*Recorded information:*
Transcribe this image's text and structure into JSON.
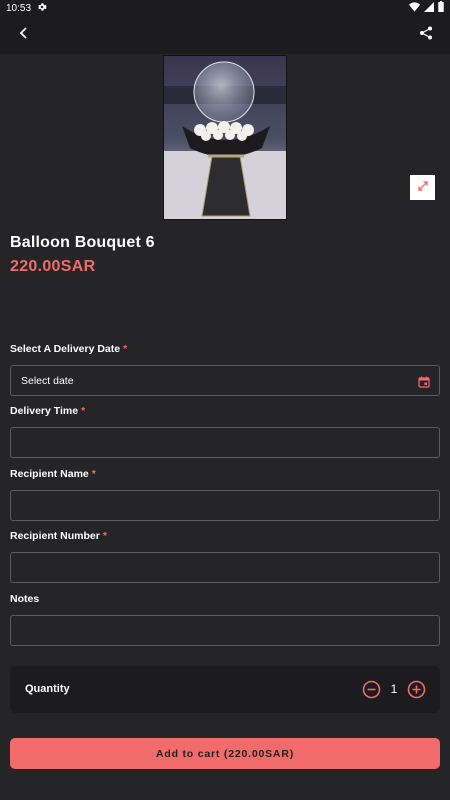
{
  "status_bar": {
    "time": "10:53"
  },
  "product": {
    "title": "Balloon Bouquet 6",
    "price": "220.00SAR"
  },
  "form": {
    "delivery_date": {
      "label": "Select A Delivery Date",
      "required_mark": "*",
      "value": "Select date"
    },
    "delivery_time": {
      "label": "Delivery Time",
      "required_mark": "*",
      "value": ""
    },
    "recipient_name": {
      "label": "Recipient Name",
      "required_mark": "*",
      "value": ""
    },
    "recipient_number": {
      "label": "Recipient Number",
      "required_mark": "*",
      "value": ""
    },
    "notes": {
      "label": "Notes",
      "value": ""
    }
  },
  "quantity": {
    "label": "Quantity",
    "value": "1"
  },
  "add_to_cart": {
    "label": "Add to cart (220.00SAR)"
  },
  "colors": {
    "background": "#252528",
    "bar": "#1c1c1f",
    "accent": "#f26b6b",
    "field_border": "#5c5c60"
  },
  "icons": [
    "settings-icon",
    "wifi-icon",
    "signal-icon",
    "battery-icon",
    "back-arrow-icon",
    "share-icon",
    "expand-icon",
    "calendar-icon",
    "minus-circle-icon",
    "plus-circle-icon"
  ]
}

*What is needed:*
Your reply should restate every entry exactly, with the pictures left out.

*Exercise solution:*
Transcribe this image's text and structure into JSON.
{
  "status_bar": {
    "time": "10:53"
  },
  "product": {
    "title": "Balloon Bouquet 6",
    "price": "220.00SAR"
  },
  "form": {
    "delivery_date": {
      "label": "Select A Delivery Date",
      "required_mark": "*",
      "value": "Select date"
    },
    "delivery_time": {
      "label": "Delivery Time",
      "required_mark": "*",
      "value": ""
    },
    "recipient_name": {
      "label": "Recipient Name",
      "required_mark": "*",
      "value": ""
    },
    "recipient_number": {
      "label": "Recipient Number",
      "required_mark": "*",
      "value": ""
    },
    "notes": {
      "label": "Notes",
      "value": ""
    }
  },
  "quantity": {
    "label": "Quantity",
    "value": "1"
  },
  "add_to_cart": {
    "label": "Add to cart (220.00SAR)"
  },
  "colors": {
    "background": "#252528",
    "bar": "#1c1c1f",
    "accent": "#f26b6b",
    "field_border": "#5c5c60"
  },
  "icons": [
    "settings-icon",
    "wifi-icon",
    "signal-icon",
    "battery-icon",
    "back-arrow-icon",
    "share-icon",
    "expand-icon",
    "calendar-icon",
    "minus-circle-icon",
    "plus-circle-icon"
  ]
}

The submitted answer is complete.